That helps explain why Biles, 25, will be one of the new faces for the Controlling Complexity campaign from Axonius, a New York-based cybersecurity asset management firm that wants to spotlight the human element of cybersecurity.
"I think we have a very one-dimensional view these days about what cybersecurity people are," explains Dean Sysman, co-founder and CEO of Axonius. In Sysman's view, common imagery associated with cybersecurity often draws upon stereotypes of people clad in hoodies and glued to their keyboards, stationed in dark rooms.
While working at a different cybersecurity startup, Sysman and his team identified a nation-state attacker lurking about on the company's network. But rather than celebrating the find, the company said that it would "never be able to figure out what device that is," leading Sysman to realize the difficulties companies face with device identification.
Axonius, founded in 2017, helps security teams navigate risk by helping them manage an array of devices and other cybersecurity assets through its platform. Among the company's clientele are the New York Times, Anheuser-Busch InBev SA/NV, and Schneider Electric.
Still, it invites the question, what does a cybersecurity asset management firm aiming to humanize the field have in common with a gymnastics star, even if that star has been hacked?
Despite the unusual pairing, the answer's pretty simple: resilience.
"Throughout our lives, we'll all share adversity and complexity over the course," Biles tells Inc. "And the ability to persevere through that is what really makes a strong system."
"We both share complexity," Biles adds. "Even if it's in our own different worlds, we both go through it."
Those working in cybersecurity fend off inbound threats on a daily basis and serve as a frontline for their organizations. The number of weekly cyberattacks in 2021 increased by 50 percent from 2020, according to research from the San Carlos, California-based Checkpoint Research Technologies, a security firm.
Cybersecurity professionals persevere against new challenges each day, something that Biles can relate to all too well. She experienced her first breach as a 19-year-old, when Russian hackers leaked her medical records--along with other star athletes such as Serena and Venus Williams--during the 2016 Olympics. The hackers reportedly broke into the World Anti-Doping Agency's (WADA) database that contained athletic medical records, which revealed that Biles had received a medical exemption to take banned substances. Biles has a prescription for methylphenidate--Ritalin--to treat her ADHD.

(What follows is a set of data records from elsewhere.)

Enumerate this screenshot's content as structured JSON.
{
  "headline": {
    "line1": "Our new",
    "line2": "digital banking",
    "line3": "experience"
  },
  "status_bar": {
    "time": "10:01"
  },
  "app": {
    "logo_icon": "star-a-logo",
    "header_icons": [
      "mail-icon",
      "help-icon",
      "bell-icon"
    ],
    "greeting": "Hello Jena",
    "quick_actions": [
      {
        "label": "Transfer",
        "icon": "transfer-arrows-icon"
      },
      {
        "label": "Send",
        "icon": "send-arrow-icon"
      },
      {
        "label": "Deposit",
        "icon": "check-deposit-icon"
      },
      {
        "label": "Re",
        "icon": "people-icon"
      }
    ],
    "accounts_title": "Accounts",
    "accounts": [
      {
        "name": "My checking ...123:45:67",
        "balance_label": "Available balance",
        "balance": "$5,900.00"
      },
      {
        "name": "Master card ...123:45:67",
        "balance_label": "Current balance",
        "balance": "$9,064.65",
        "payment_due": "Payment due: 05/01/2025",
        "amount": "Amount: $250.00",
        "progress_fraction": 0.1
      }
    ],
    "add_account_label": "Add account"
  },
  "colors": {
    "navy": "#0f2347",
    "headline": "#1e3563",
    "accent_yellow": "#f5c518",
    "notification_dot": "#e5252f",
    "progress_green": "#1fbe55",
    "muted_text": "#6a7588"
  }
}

At the time, she says she didn't understand why people were so preoccupied with her medical records. But looking back, she reflects on how invasive it was to be hacked in the first place. "How can people do that?" she asks.
The second hack occurred around 2019, when Biles was at practice. She knew something was amiss when she got locked out of all her social media accounts. The breach of personal privacy alone makes getting hacked a nightmare. Then add in other concerns, such as identity theft, fraud, and, in Biles's case, being in the public eye. As a public figure, her social media is also part of her job.
"If I'm supposed to post something for one of my partnerships--that's really important to me," she explains. "But if somebody hacked my account, how can I do that?"
Through the campaign, Sysman hopes to bring understanding to the resilient nature of cybersecurity professionals through Axonius's unique twist of partnering with public figures who have overcome complex challenges. Chief marketing officer Nathan Burke points to a quote that's too familiar with the team: "Cybersecurity professionals are mental athletes who have no off-season."
Biles isn't the only athlete to connect to Axonius's campaign. The CrossFit champion Amy Bream, who was born without a right leg, is also involved. Along with Biles, the two will discuss how they each take on complexity in their lives in a video series that's housed on an Axonius video platform. They will also make appearances on podcasts and in-person events.
And Axonius teases that there may be more star power to come as it looks to expand the campaign.
"We want to highlight the fact that--like professional athletes--cybersecurity professionals are human beings doing complex work and face incredible challenges," Burke says. "As both Simone's and Amy's stories demonstrate, everyone will face adversity at some point in their lives, but it's how we respond to that complexity that defines us."